The everyday life of power plants changes with the seasons. In spring and summer as the need for heating subsides when outdoor temperatures rise. From the outside it might seem like little is happening at power plants in the summer, but nothing could be further from the truth. We asked our experts how the seasons affect power plant operations, how less demand for fuel is reflected in sourcing fuel and what impacts are seen in the circular economy.
“As demand for district heat subsides in the spring, we adjust heat production in line with needs and generally in March-April, we run down the Toppila power plant to wait for summer maintenance and then re-start it in the autumn,” says Mikko Vesterinen, Production Director. Even though things quieten down at Toppila for the summer, the same can’t be said of Oulun Energia’s Laanila biopower plant, where production continues throughout the summer and provides any district heat capacity needed in Oulu.
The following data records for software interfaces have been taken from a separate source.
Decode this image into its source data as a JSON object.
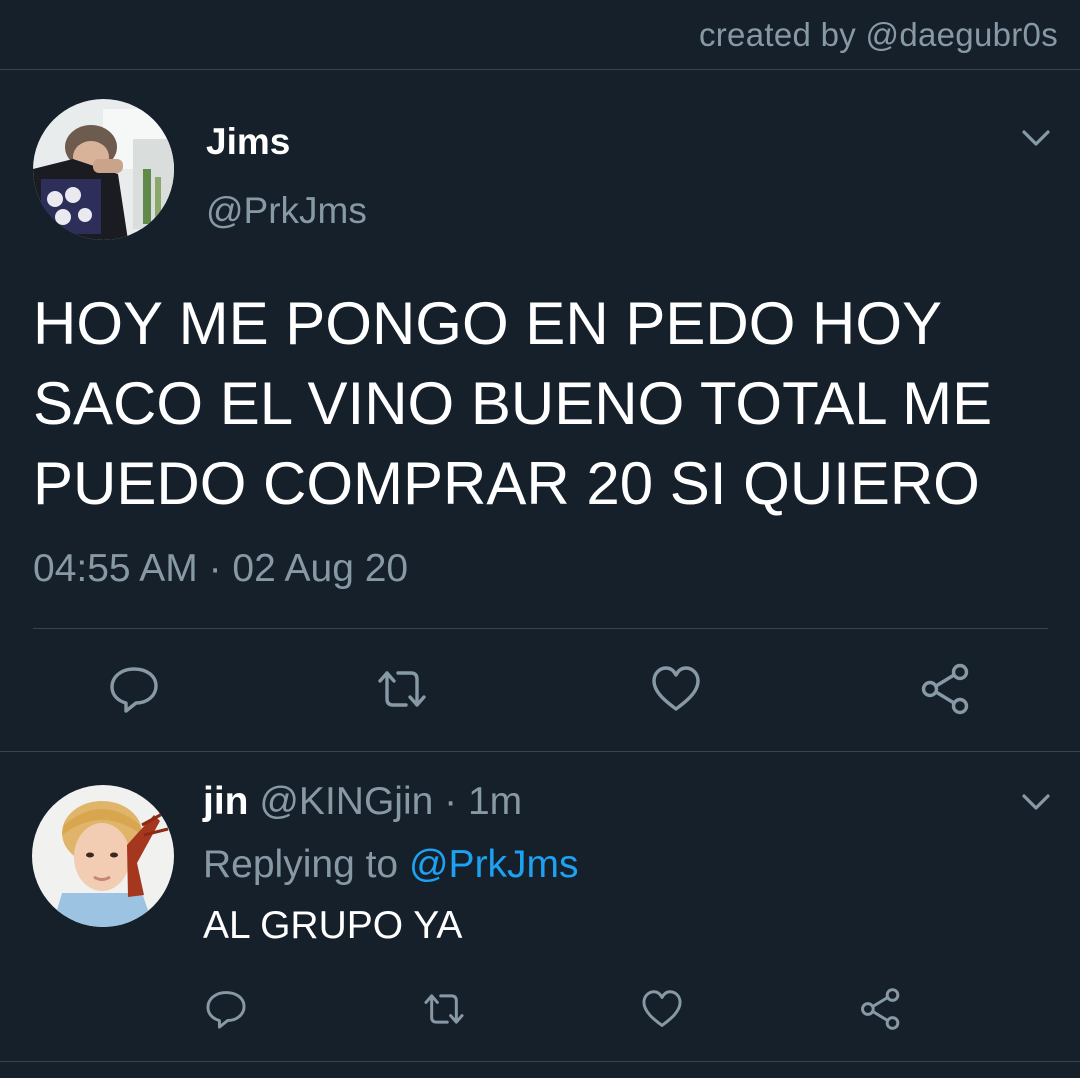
{
  "header": {
    "credit": "created by @daegubr0s"
  },
  "main_tweet": {
    "display_name": "Jims",
    "handle": "@PrkJms",
    "lines": [
      "HOY ME PONGO EN PEDO HOY",
      "SACO EL VINO BUENO TOTAL ME",
      "PUEDO COMPRAR 20 SI QUIERO"
    ],
    "timestamp": "04:55 AM · 02 Aug 20",
    "avatar_icon": "user-photo-avatar",
    "actions": [
      "reply-icon",
      "retweet-icon",
      "like-icon",
      "share-icon"
    ]
  },
  "reply_tweet": {
    "display_name": "jin",
    "meta": "@KINGjin · 1m",
    "replying_prefix": "Replying to",
    "replying_mention": "@PrkJms",
    "text": "AL GRUPO YA",
    "avatar_icon": "user-photo-avatar",
    "actions": [
      "reply-icon",
      "retweet-icon",
      "like-icon",
      "share-icon"
    ]
  },
  "colors": {
    "background": "#15202b",
    "divider": "#38444d",
    "secondary_text": "#8899a6",
    "accent": "#1da1f2",
    "primary_text": "#ffffff"
  }
}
In the best-case scenario, district heat during the late spring and summer can be produced using just biofuels and solid recovered fuel (SRF) without peat.
Oulun Energia’s Laanila ecopower plant also basically operates all year round, apart from a couple of inspections. “Since the plant generally operates continuously at full capacity, the changing seasons don’t really affect the plant and fuel for it is steadily stockpiled,” Vesterinen says.
Even though operations at the other power plants can’t necessarily be seen from the outside, residents of Oulu can see the work at the Merikoski power plant in the spring and summer. “Peak flow rates from floods usually occur in the spring and may be so great at times that we have to run the water past the turbines and into the flood channel, where people notice it,” Vesterinen says. As spring progresses, work at the Merikoski power plant also heralds the arrival of summer. “A sure sign of summer is the opening of the Merikoski fish pass and the installation of the pumps to work the fountains in the ornamental pools,” Mikko laughs.
Frost heave and restocking
On the fuel front, the arrival of spring and summer is reflected in lower fuel consumption and depletion of stocks when the remaining fuel stocks stored in the plants’ yards are used up. After this, stocks will start to build up once delivery volumes exceed the amount used. Spring presents its own problems as far as sourcing is concerned.
“Spring brings with it frost heave, which challenges deliveries of wood chippings and most of the forest fractions are supplied from along load-bearing road links. Once the frost heave eases, supplies continue from alongside forest roads,” says Lauri Heilala, Director, Fuel Sourcing. Heilala says that the beginning of summer is marked by pine weevils buzzing around. The weevils are attracted to the power plants by sawdust supplied by local sawmills which is stored in the yards. “At times in the spring, summer and early autumn, we’re also “abuzz” as we get ready for the coming winter and needs of the heating season,” Heilala smiles.
Summer bustle in the circular economy
The arrival of spring and summer means a busy time for our circular economy company Syklo. “There’s more waste in the summer because of brisk construction and renovation activity – this also means that in some places that more SRF is produced than can be used in power production,” says Teemu Koskela, Managing Director of Syklo. Like elsewhere, Syklo spends the summer getting ready for the winter. Stocks accumulated in the simmer are important in the winter, when there is less waste available even though recycled fuel consumption is high. “Despite the hustle and bustle of summer or the sharp winter frosts, we at Syklo are in good spirits throughout the year,” Koskela laughs.